“Just a way of life, wouldn’t know what else to do,” Danner said. “And you know, I don’t want them to say they don’t ride me because they don’t see me.”

Not sure Danner hustled any new business, but at least he tried.

Rolling past the far corner of the stable area near East Avenue, the whiff of marijuana from outside the gate reminds me of my first concert; Crosby, Stills and Nash at the Spectrum, early 80s. They were old then.

Indian Charlie gets out of his car with a new box of sheets and pops open a Gulfstream Park umbrella. Then decides he’s not an umbrella kind of guy. Puts it back in the car and braces for the rain. Good thing he didn’t see a Blood-Horse reporter park his car in the middle of the horse path five minutes later.

Horse Racing Radio Network sets up outside the racing office, the $9 awning comes in handy.

Joe and I butler 2,000 newspapers into the racetrack. A fan wanders through the grandstand and asks if they’re serving coffee anywhere. We’re not sure, if we knew, we’d have cups in our hands.

We deliver the paper and debate on a pint of Guinness, that’s what we did last year on Travers Morning. Was it raining last year? We wait, get knocked around trying to figure out if they’re going to open. So much for a tradition, we didn’t like the vibe.

Back on the main track side, Brian Ange stands outside the holding barn, rain coming down and trying to arrange a scratch.

“We’ve got a million-dollar filly here,” Ange said.

They scratch her.

Mark Hennig waits out the turf decisions; he’ll leave Barcola in the holding barn and bring another one home.

Kiaran McLaughlin asks for help writing a letter to an owner.

The OTB show is cut to a half-hour.
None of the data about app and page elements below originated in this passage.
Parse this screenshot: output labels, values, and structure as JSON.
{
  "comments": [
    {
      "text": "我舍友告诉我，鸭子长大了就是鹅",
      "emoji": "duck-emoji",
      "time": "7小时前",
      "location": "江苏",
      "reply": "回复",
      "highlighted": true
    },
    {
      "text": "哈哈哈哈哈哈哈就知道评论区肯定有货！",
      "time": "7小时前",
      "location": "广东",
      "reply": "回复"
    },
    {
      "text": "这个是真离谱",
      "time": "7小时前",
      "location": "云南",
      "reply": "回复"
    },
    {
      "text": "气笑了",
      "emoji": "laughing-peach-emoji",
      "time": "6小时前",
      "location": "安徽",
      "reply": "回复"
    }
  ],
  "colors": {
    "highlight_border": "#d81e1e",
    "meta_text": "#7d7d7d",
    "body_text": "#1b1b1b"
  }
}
I get asked to handicap the card – that’s funny. I hope I don’t affect anybody’s opinions.
I deliver the paper to the Horse Shoe, there’s half the exercise riders who won’t show up tomorrow.
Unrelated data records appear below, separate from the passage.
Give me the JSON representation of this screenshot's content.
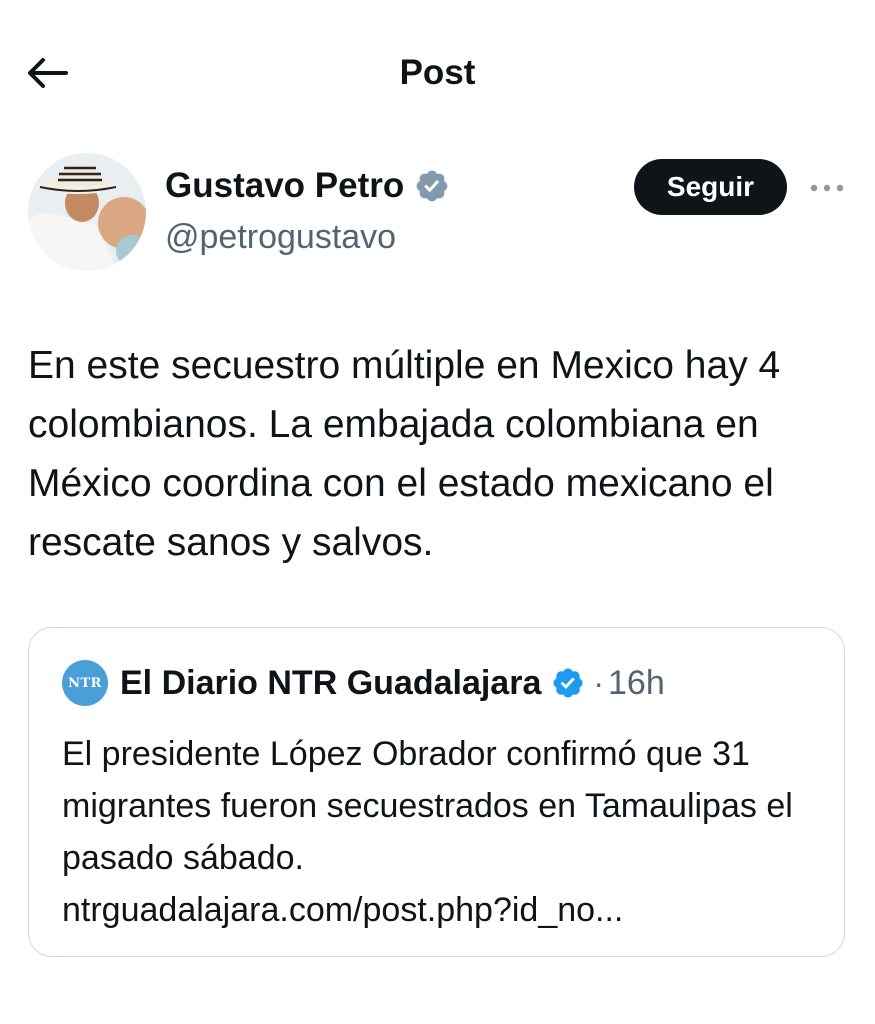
{
  "header": {
    "title": "Post",
    "back_icon": "arrow-left-icon"
  },
  "post": {
    "author": {
      "name": "Gustavo Petro",
      "handle": "@petrogustavo",
      "verified": true
    },
    "follow_label": "Seguir",
    "more_icon": "more-horizontal-icon",
    "text": "En este secuestro múltiple en Mexico hay 4 colombianos. La embajada colombiana en México coordina con el estado mexicano el rescate sanos y salvos."
  },
  "quote": {
    "avatar_text": "NTR",
    "author_name": "El Diario NTR Guadalajara",
    "verified": true,
    "separator": "·",
    "time": "16h",
    "text": "El presidente López Obrador confirmó que 31 migrantes fueron secuestrados en Tamaulipas el pasado sábado.",
    "link": "ntrguadalajara.com/post.php?id_no..."
  },
  "colors": {
    "text": "#0f1419",
    "muted": "#536471",
    "verified_blue": "#1d9bf0",
    "verified_gray": "#829aab",
    "border": "#cfd9de",
    "button_bg": "#0f1419"
  }
}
My last stop is the Stakes Barn where I deliver papers; hand one to Tim Ice, David Fawkes and Murray Johnson. Ice looks at the cover, the one with Quality Road on it.

I beat him to the punch.

“It’s tomorrow’s cover that matters.”